/---

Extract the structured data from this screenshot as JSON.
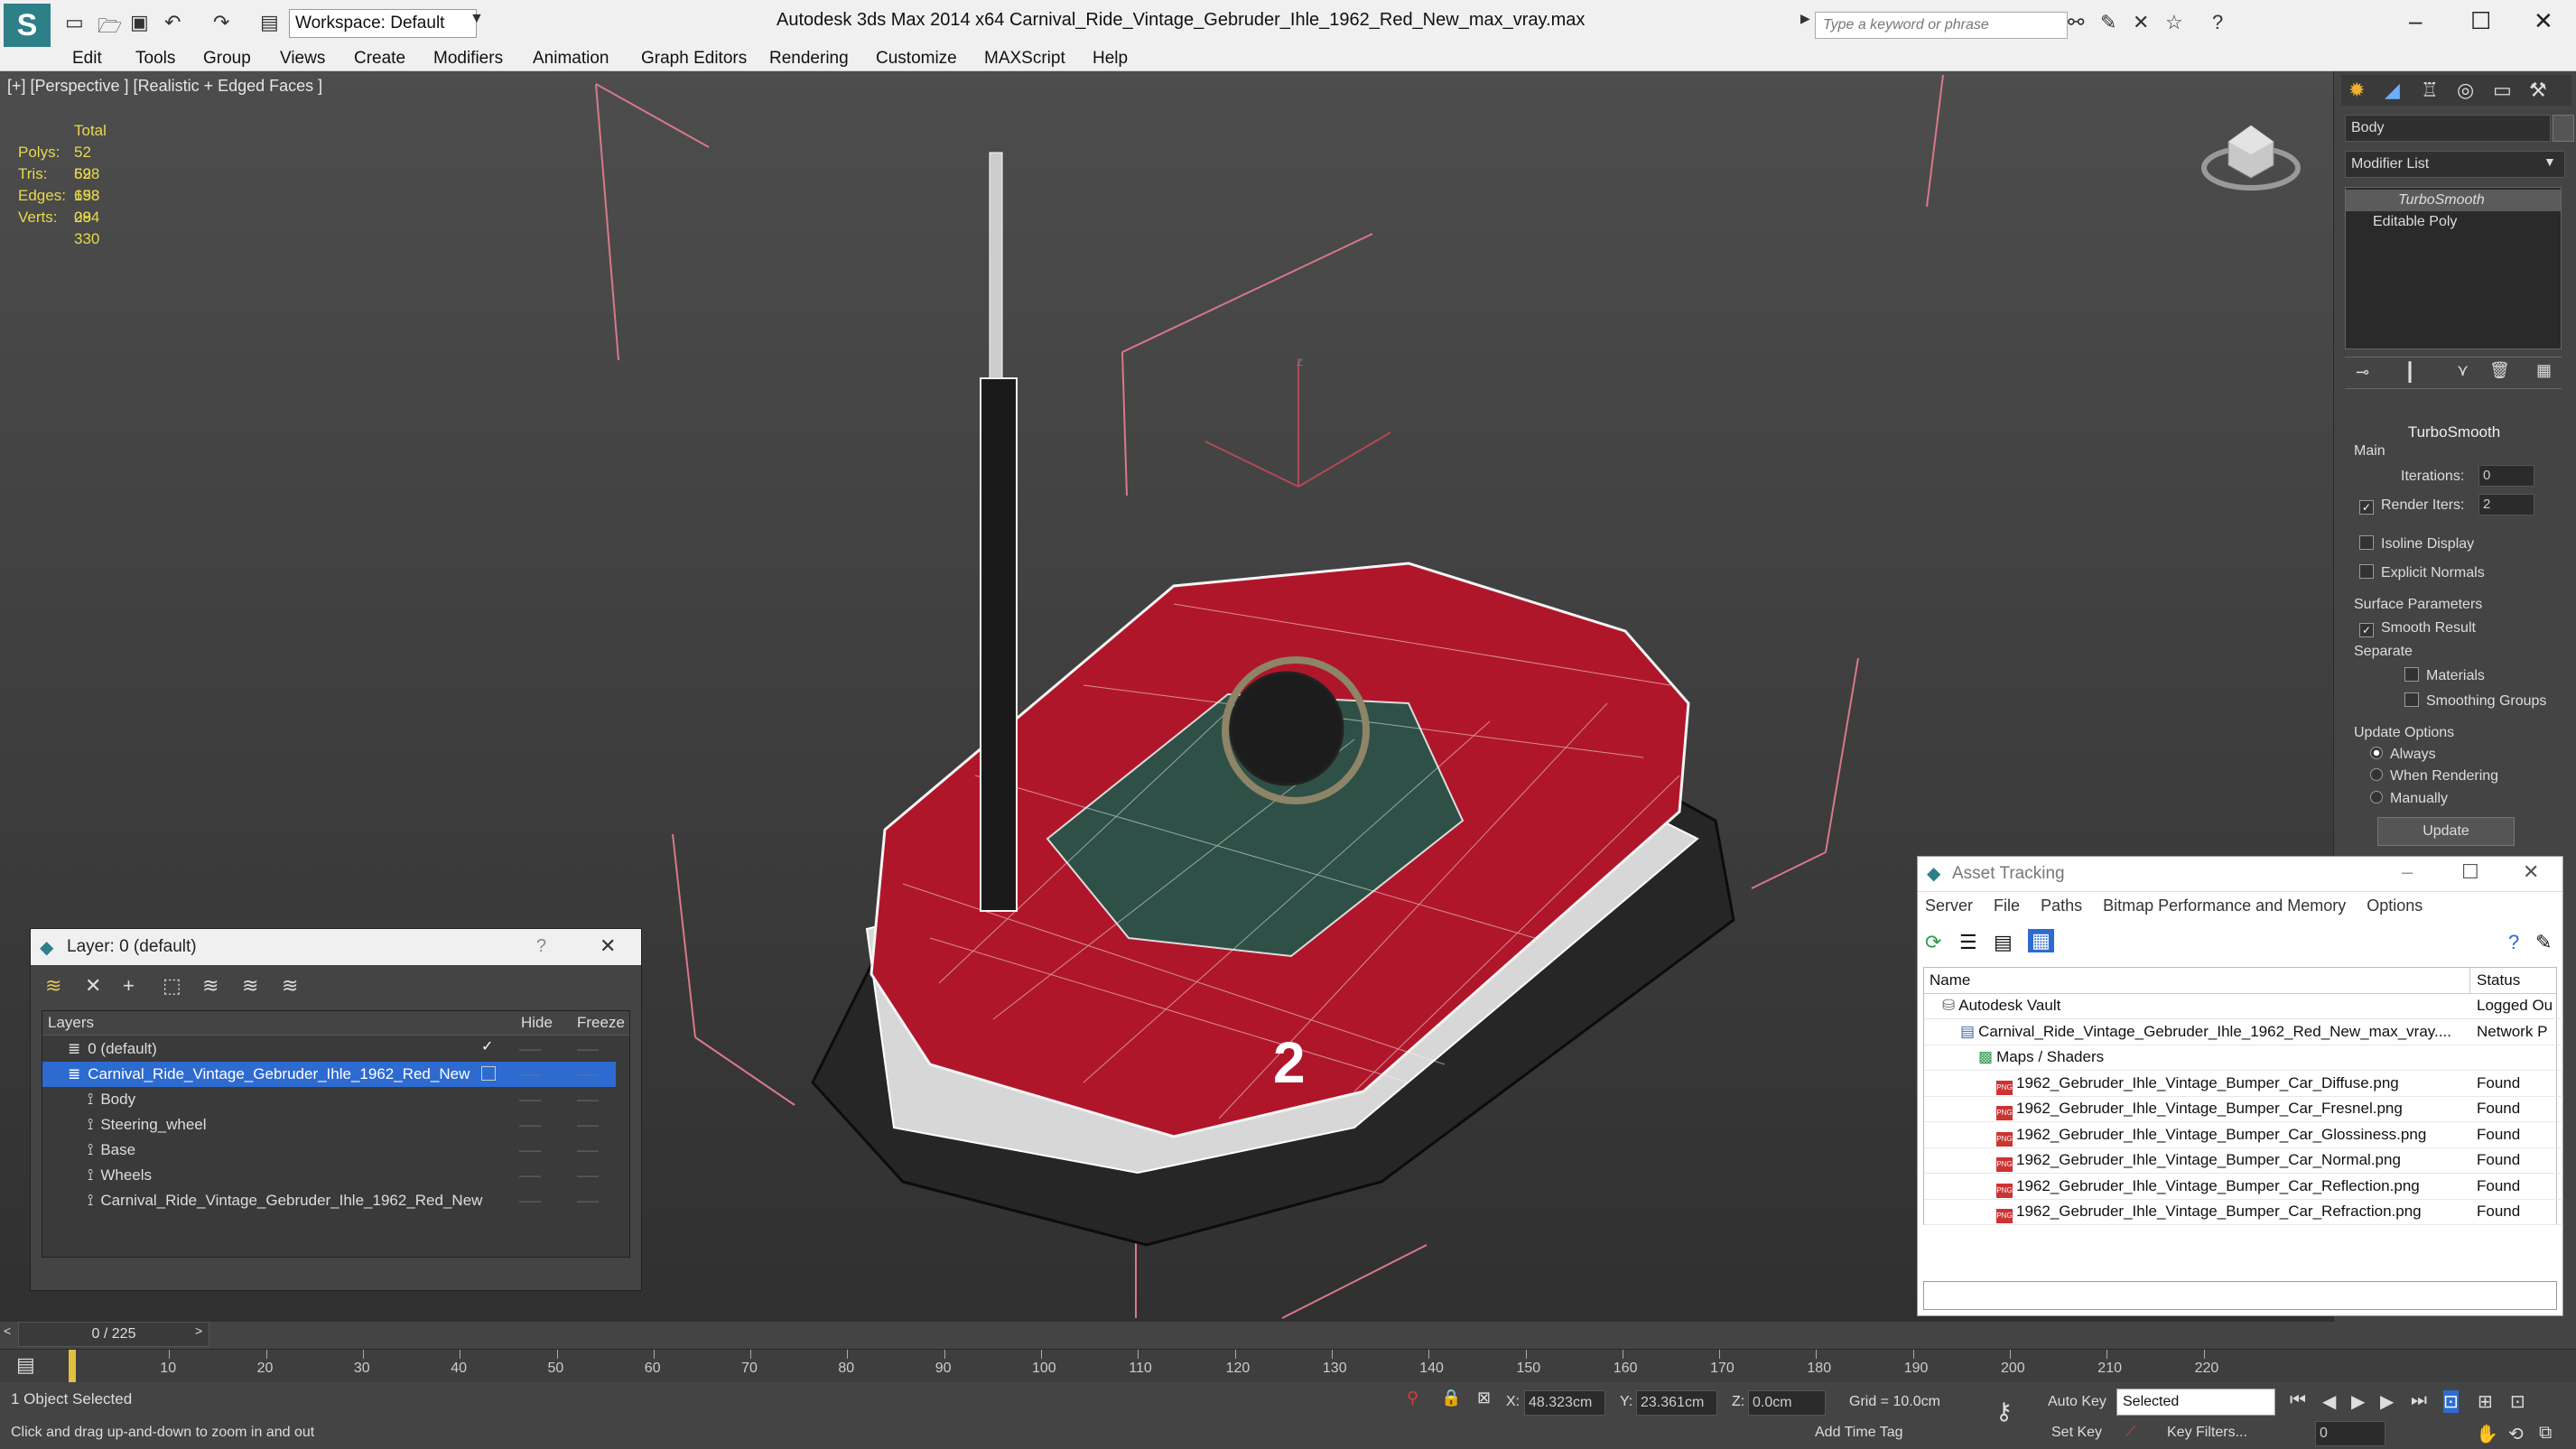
{
  "app": {
    "title": "Autodesk 3ds Max  2014 x64      Carnival_Ride_Vintage_Gebruder_Ihle_1962_Red_New_max_vray.max",
    "workspace": "Workspace: Default",
    "search_placeholder": "Type a keyword or phrase"
  },
  "menu": [
    "Edit",
    "Tools",
    "Group",
    "Views",
    "Create",
    "Modifiers",
    "Animation",
    "Graph Editors",
    "Rendering",
    "Customize",
    "MAXScript",
    "Help"
  ],
  "viewport": {
    "label": "[+] [Perspective ] [Realistic + Edged Faces ]",
    "stats": {
      "header": "Total",
      "rows": [
        {
          "label": "Polys:",
          "value": "52 698"
        },
        {
          "label": "Tris:",
          "value": "52 698"
        },
        {
          "label": "Edges:",
          "value": "158 094"
        },
        {
          "label": "Verts:",
          "value": "28 330"
        }
      ]
    },
    "car_number": "2"
  },
  "command_panel": {
    "object_name": "Body",
    "modifier_list": "Modifier List",
    "stack": [
      "TurboSmooth",
      "Editable Poly"
    ],
    "rollout_title": "TurboSmooth",
    "main_label": "Main",
    "iterations_label": "Iterations:",
    "iterations_value": "0",
    "render_iters_label": "Render Iters:",
    "render_iters_value": "2",
    "isoline_display": "Isoline Display",
    "explicit_normals": "Explicit Normals",
    "surface_params": "Surface Parameters",
    "smooth_result": "Smooth Result",
    "separate": "Separate",
    "materials": "Materials",
    "smoothing_groups": "Smoothing Groups",
    "update_options": "Update Options",
    "always": "Always",
    "when_rendering": "When Rendering",
    "manually": "Manually",
    "update_button": "Update"
  },
  "layer_dialog": {
    "title": "Layer: 0 (default)",
    "help": "?",
    "columns": {
      "layers": "Layers",
      "hide": "Hide",
      "freeze": "Freeze"
    },
    "rows": [
      {
        "name": "0 (default)",
        "indent": 1,
        "selected": false,
        "check": true
      },
      {
        "name": "Carnival_Ride_Vintage_Gebruder_Ihle_1962_Red_New",
        "indent": 1,
        "selected": true,
        "check": false
      },
      {
        "name": "Body",
        "indent": 2,
        "selected": false,
        "check": false
      },
      {
        "name": "Steering_wheel",
        "indent": 2,
        "selected": false,
        "check": false
      },
      {
        "name": "Base",
        "indent": 2,
        "selected": false,
        "check": false
      },
      {
        "name": "Wheels",
        "indent": 2,
        "selected": false,
        "check": false
      },
      {
        "name": "Carnival_Ride_Vintage_Gebruder_Ihle_1962_Red_New",
        "indent": 2,
        "selected": false,
        "check": false
      }
    ]
  },
  "asset_dialog": {
    "title": "Asset Tracking",
    "menu": [
      "Server",
      "File",
      "Paths",
      "Bitmap Performance and Memory",
      "Options"
    ],
    "columns": {
      "name": "Name",
      "status": "Status"
    },
    "rows": [
      {
        "name": "Autodesk Vault",
        "status": "Logged Ou",
        "indent": 1,
        "icon": "vault"
      },
      {
        "name": "Carnival_Ride_Vintage_Gebruder_Ihle_1962_Red_New_max_vray....",
        "status": "Network P",
        "indent": 2,
        "icon": "file"
      },
      {
        "name": "Maps / Shaders",
        "status": "",
        "indent": 3,
        "icon": "maps"
      },
      {
        "name": "1962_Gebruder_Ihle_Vintage_Bumper_Car_Diffuse.png",
        "status": "Found",
        "indent": 4,
        "icon": "png"
      },
      {
        "name": "1962_Gebruder_Ihle_Vintage_Bumper_Car_Fresnel.png",
        "status": "Found",
        "indent": 4,
        "icon": "png"
      },
      {
        "name": "1962_Gebruder_Ihle_Vintage_Bumper_Car_Glossiness.png",
        "status": "Found",
        "indent": 4,
        "icon": "png"
      },
      {
        "name": "1962_Gebruder_Ihle_Vintage_Bumper_Car_Normal.png",
        "status": "Found",
        "indent": 4,
        "icon": "png"
      },
      {
        "name": "1962_Gebruder_Ihle_Vintage_Bumper_Car_Reflection.png",
        "status": "Found",
        "indent": 4,
        "icon": "png"
      },
      {
        "name": "1962_Gebruder_Ihle_Vintage_Bumper_Car_Refraction.png",
        "status": "Found",
        "indent": 4,
        "icon": "png"
      }
    ]
  },
  "timeline": {
    "frame_display": "0 / 225",
    "ticks": [
      "10",
      "20",
      "30",
      "40",
      "50",
      "60",
      "70",
      "80",
      "90",
      "100",
      "110",
      "120",
      "130",
      "140",
      "150",
      "160",
      "170",
      "180",
      "190",
      "200",
      "210",
      "220"
    ]
  },
  "status": {
    "selection": "1 Object Selected",
    "prompt": "Click and drag up-and-down to zoom in and out",
    "x_label": "X:",
    "x_value": "48.323cm",
    "y_label": "Y:",
    "y_value": "23.361cm",
    "z_label": "Z:",
    "z_value": "0.0cm",
    "grid": "Grid = 10.0cm",
    "add_time_tag": "Add Time Tag",
    "auto_key": "Auto Key",
    "set_key": "Set Key",
    "selected_dropdown": "Selected",
    "key_filters": "Key Filters...",
    "frame_field": "0"
  },
  "colors": {
    "accent_red": "#b0162a",
    "selection_blue": "#2d6bd1",
    "stats_yellow": "#e8d84c"
  }
}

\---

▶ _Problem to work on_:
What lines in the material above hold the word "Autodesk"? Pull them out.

▶ _Exercise result_:
    "title": "Autodesk 3ds Max  2014 x64      Carnival_Ride_Vintage_Gebruder_Ihle_1962_Red_New_max_vray.max",
        "name": "Autodesk Vault",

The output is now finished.